**THE TASK**:
Each line of the records that holds "this" should be shown in full.

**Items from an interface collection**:
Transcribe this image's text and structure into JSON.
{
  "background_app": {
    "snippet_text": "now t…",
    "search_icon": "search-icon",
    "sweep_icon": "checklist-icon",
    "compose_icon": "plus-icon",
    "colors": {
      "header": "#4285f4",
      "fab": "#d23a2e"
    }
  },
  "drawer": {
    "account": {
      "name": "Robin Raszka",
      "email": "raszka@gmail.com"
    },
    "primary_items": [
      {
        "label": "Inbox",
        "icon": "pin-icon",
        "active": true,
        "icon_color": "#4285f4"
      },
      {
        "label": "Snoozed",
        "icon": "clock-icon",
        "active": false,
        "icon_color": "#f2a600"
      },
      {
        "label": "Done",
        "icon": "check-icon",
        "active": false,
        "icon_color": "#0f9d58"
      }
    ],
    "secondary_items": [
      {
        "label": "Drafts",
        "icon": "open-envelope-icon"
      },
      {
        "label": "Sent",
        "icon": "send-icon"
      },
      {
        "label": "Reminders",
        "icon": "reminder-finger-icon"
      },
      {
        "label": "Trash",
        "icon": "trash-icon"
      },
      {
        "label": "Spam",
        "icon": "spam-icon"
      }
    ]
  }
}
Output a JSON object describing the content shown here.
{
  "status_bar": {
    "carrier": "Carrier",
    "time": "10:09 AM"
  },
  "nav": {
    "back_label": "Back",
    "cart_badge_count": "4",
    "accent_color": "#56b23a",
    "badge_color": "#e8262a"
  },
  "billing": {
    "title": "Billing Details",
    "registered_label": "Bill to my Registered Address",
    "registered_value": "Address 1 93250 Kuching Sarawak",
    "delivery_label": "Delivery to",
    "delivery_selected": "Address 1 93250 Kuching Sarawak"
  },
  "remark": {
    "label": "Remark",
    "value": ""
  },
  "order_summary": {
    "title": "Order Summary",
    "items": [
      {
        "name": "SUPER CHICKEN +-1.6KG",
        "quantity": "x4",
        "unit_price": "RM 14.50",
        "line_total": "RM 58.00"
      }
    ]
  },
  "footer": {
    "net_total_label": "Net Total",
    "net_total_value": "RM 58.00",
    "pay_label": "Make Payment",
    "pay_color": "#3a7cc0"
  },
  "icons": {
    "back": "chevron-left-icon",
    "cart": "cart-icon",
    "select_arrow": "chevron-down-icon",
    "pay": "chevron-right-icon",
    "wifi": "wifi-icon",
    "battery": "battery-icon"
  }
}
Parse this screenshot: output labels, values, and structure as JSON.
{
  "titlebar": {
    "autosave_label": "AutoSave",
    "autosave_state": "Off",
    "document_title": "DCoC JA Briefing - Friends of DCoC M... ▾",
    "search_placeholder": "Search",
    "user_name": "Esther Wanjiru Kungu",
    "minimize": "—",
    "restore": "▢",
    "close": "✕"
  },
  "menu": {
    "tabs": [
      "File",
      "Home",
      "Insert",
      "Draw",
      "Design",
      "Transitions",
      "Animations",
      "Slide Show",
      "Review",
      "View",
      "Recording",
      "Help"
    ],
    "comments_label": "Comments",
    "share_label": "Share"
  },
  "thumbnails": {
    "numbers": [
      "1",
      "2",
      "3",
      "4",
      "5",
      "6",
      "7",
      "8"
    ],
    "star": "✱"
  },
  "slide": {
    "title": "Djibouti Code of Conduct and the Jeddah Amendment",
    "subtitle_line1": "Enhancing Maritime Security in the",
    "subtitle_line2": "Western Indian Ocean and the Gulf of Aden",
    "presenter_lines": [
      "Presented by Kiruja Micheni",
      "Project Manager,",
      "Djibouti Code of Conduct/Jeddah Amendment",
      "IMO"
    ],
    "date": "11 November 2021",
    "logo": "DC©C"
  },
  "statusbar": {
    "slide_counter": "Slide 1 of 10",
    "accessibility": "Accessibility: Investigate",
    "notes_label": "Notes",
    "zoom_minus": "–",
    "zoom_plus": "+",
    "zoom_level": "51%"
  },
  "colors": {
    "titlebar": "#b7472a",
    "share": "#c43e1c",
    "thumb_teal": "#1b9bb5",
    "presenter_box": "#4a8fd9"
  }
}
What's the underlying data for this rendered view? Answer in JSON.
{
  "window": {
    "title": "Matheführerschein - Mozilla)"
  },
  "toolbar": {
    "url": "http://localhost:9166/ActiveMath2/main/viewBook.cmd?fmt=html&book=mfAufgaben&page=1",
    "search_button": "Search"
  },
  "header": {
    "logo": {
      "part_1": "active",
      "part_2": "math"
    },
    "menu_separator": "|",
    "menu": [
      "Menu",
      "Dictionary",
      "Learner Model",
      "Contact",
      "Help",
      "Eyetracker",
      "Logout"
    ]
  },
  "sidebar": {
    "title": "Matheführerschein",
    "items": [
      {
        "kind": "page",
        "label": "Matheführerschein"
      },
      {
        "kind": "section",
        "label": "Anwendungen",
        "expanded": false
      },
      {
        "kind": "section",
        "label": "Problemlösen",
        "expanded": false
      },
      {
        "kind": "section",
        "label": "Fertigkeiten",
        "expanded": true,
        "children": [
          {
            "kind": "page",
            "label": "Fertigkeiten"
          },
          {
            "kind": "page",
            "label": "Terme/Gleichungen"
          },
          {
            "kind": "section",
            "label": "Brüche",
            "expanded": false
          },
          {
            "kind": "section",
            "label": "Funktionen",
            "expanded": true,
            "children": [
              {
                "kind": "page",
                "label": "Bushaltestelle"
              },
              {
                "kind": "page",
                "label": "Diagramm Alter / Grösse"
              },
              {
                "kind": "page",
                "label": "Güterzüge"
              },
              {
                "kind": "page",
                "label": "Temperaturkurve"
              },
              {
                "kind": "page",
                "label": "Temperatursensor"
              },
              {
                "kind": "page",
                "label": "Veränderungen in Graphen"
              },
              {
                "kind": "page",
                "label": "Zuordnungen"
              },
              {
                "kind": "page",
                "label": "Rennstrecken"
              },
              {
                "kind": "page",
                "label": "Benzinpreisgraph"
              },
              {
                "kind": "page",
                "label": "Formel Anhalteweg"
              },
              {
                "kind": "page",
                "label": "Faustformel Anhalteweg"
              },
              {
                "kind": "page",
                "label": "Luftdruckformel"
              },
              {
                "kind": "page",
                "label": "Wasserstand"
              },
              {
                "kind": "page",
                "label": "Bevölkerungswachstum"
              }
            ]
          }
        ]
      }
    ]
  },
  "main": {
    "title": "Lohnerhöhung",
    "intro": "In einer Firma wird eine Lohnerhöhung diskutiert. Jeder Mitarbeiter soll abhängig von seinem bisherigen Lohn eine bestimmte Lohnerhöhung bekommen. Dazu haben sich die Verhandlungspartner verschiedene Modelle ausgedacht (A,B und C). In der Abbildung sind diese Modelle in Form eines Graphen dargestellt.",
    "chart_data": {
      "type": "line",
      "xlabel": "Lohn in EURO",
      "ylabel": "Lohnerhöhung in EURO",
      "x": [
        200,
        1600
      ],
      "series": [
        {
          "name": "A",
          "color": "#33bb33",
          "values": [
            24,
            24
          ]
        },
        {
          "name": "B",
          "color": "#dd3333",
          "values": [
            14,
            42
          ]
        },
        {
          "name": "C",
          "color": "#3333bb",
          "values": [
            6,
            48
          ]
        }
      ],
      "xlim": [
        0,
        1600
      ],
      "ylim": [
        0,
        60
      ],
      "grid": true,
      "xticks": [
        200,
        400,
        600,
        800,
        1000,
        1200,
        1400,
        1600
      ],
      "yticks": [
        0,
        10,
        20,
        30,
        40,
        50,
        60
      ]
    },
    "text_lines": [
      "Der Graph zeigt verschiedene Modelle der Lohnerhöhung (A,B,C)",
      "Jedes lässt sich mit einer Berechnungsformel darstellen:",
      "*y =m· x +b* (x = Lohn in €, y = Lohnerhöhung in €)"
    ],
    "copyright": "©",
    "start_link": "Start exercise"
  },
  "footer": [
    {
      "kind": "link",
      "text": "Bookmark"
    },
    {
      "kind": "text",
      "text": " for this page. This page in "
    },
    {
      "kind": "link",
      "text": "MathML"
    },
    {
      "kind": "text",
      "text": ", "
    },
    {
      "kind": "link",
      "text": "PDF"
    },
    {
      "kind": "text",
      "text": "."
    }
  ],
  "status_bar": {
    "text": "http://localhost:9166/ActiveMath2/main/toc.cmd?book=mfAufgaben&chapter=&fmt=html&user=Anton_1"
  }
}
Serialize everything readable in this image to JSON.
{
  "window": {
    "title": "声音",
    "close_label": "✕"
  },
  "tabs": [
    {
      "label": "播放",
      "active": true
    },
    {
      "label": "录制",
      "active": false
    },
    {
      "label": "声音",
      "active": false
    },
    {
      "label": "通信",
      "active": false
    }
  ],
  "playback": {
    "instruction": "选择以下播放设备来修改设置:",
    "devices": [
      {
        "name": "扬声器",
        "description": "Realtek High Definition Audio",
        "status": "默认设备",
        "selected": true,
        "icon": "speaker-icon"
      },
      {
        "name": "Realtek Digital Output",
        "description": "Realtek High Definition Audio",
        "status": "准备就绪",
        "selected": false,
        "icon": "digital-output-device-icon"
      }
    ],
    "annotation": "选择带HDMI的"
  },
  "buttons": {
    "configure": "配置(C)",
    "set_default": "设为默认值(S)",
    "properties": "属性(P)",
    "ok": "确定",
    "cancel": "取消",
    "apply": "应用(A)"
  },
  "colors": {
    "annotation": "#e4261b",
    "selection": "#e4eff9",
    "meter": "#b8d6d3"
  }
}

**FINAL ANSWER**:
Transcribe this image's text and structure into JSON.
Parse this screenshot: output labels, values, and structure as JSON.
What's the underlying data for this rendered view? Answer in JSON.
      "text": " for this page. This page in "
Serialize everything readable in this image to JSON.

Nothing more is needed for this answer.